For a sample of 4,000 balls in play during Major League Baseball games, a discrete method accounting for ball hogging was more reliable than a discrete method without the correction. Similar analyses found that the continuous method performed well for players in the outfield, but didn’t perform well in the infield.
But Baumer has hopes that the continuous method will improve dramatically with a new data set. Actual data tracking players’ and balls’ locations on the field would replace the estimates that are currently used, he said.
All methods that try to evaluate players face the problem of validation — a method works if it gives high ratings to the good players, but how are those good players identified? “Unfortunately, there’s no gold standard,” Baumer said. “There’s definitely some chicken-and-egg thing going on here.”

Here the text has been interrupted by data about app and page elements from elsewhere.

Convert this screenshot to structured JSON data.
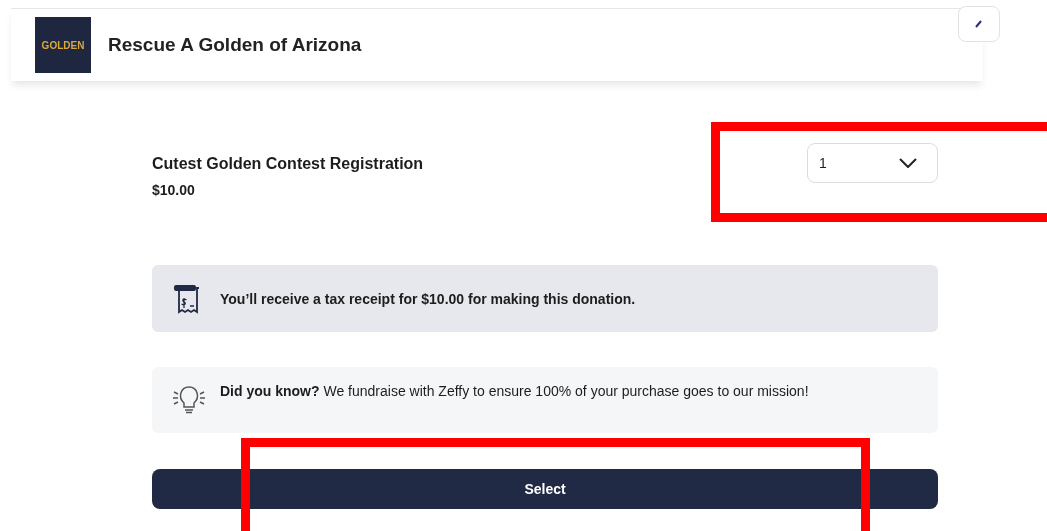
{
  "header": {
    "logo_text": "GOLDEN",
    "title": "Rescue A Golden of Arizona"
  },
  "item": {
    "name": "Cutest Golden Contest Registration",
    "price": "$10.00",
    "quantity": "1",
    "quantity_highlighted": true
  },
  "notices": [
    {
      "kind": "receipt",
      "text": "You’ll receive a tax receipt for $10.00 for making this donation."
    },
    {
      "kind": "tip",
      "text": "**Did you know?** We fundraise with Zeffy to ensure 100% of your purchase goes to our mission!"
    }
  ],
  "select_button": {
    "label": "Select",
    "highlighted": true
  }
}
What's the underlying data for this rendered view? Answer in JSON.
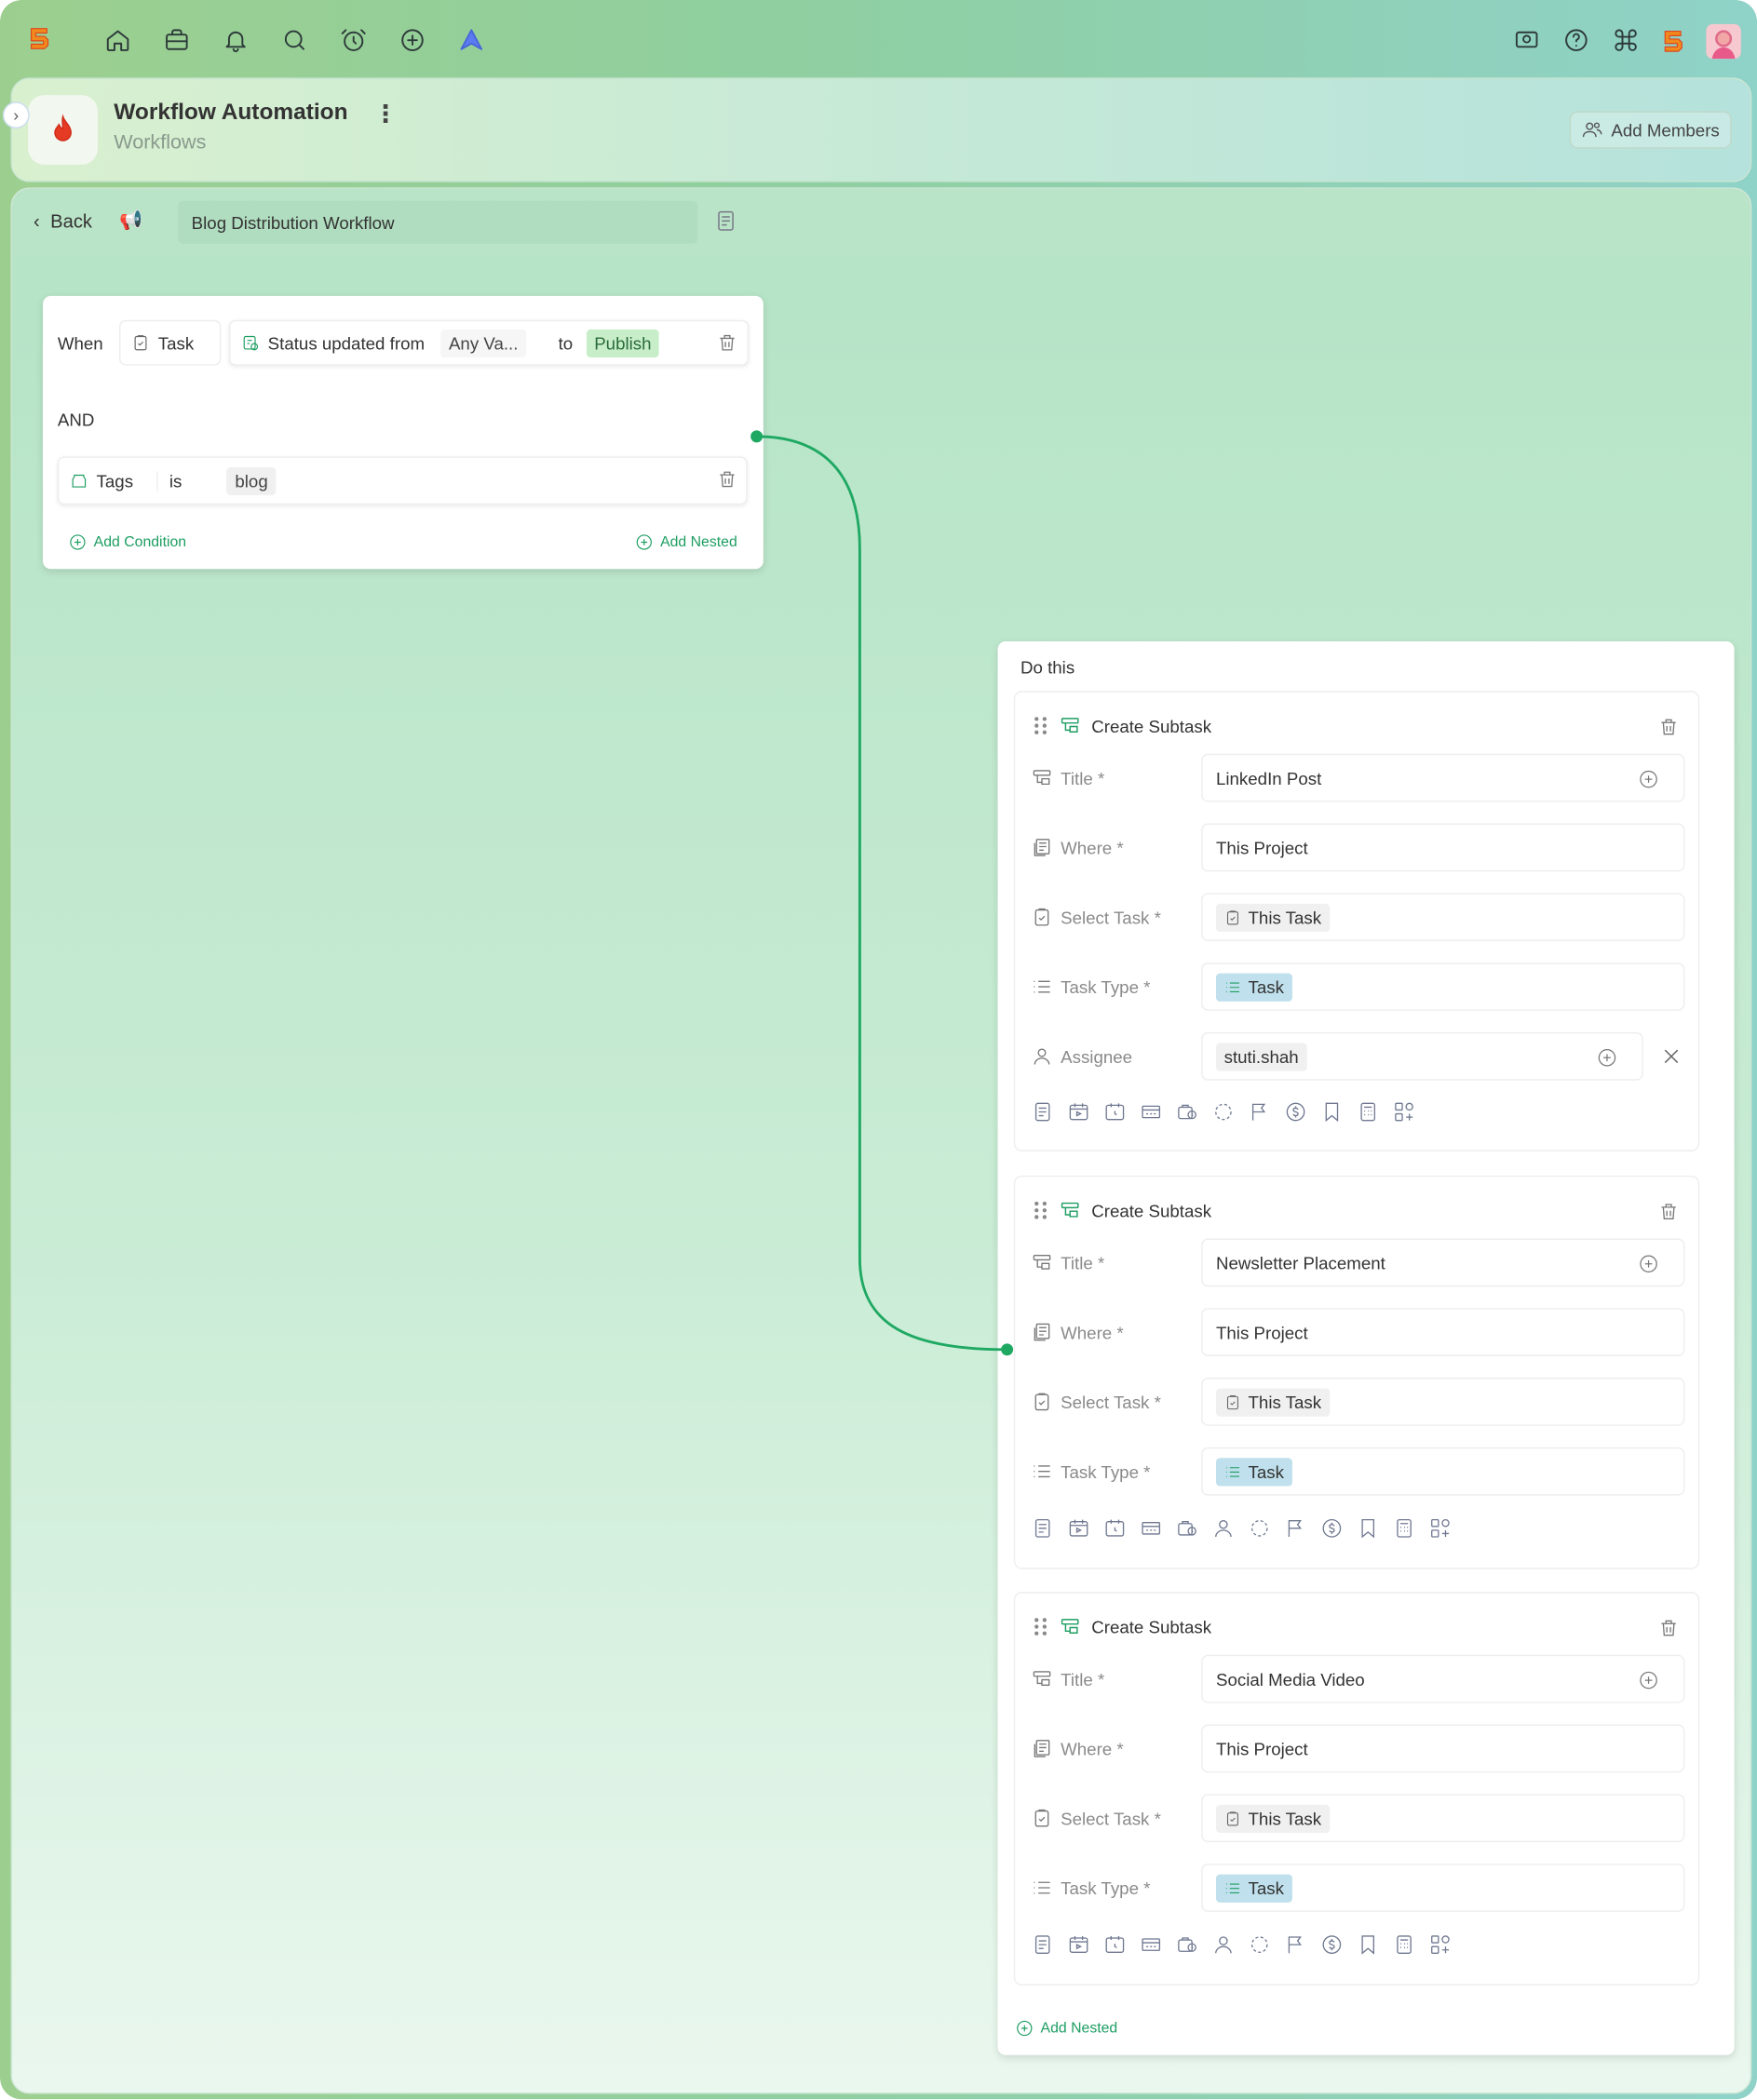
{
  "app": {
    "title": "Workflow Automation",
    "subtitle": "Workflows",
    "add_members_label": "Add Members"
  },
  "breadcrumb": {
    "back_label": "Back",
    "workflow_name": "Blog Distribution Workflow"
  },
  "trigger": {
    "when_label": "When",
    "entity": "Task",
    "condition_label": "Status updated from",
    "from_value": "Any Va...",
    "to_label": "to",
    "to_value": "Publish",
    "and_label": "AND",
    "tag_field": "Tags",
    "tag_op": "is",
    "tag_value": "blog",
    "add_condition_label": "Add Condition",
    "add_nested_label": "Add Nested"
  },
  "actions": {
    "title": "Do this",
    "add_nested_label": "Add Nested",
    "items": [
      {
        "name": "Create Subtask",
        "title_label": "Title *",
        "title_value": "LinkedIn Post",
        "where_label": "Where *",
        "where_value": "This Project",
        "select_label": "Select Task *",
        "select_value": "This Task",
        "type_label": "Task Type *",
        "type_value": "Task",
        "assignee_label": "Assignee",
        "assignee_value": "stuti.shah"
      },
      {
        "name": "Create Subtask",
        "title_label": "Title *",
        "title_value": "Newsletter Placement",
        "where_label": "Where *",
        "where_value": "This Project",
        "select_label": "Select Task *",
        "select_value": "This Task",
        "type_label": "Task Type *",
        "type_value": "Task"
      },
      {
        "name": "Create Subtask",
        "title_label": "Title *",
        "title_value": "Social Media Video",
        "where_label": "Where *",
        "where_value": "This Project",
        "select_label": "Select Task *",
        "select_value": "This Task",
        "type_label": "Task Type *",
        "type_value": "Task"
      }
    ]
  },
  "colors": {
    "accent": "#1e9e62",
    "publish_bg": "#c7eec9",
    "task_type_bg": "#bfe0ec"
  }
}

Statistical methods should be a part of evaluating a player’s skill, says Matthew Johnson of Teachers College, Columbia University in New York City. “I think it’s definitely true that seeing something with your own eyes is worth something, but it’s also naïve to ignore the numbers.”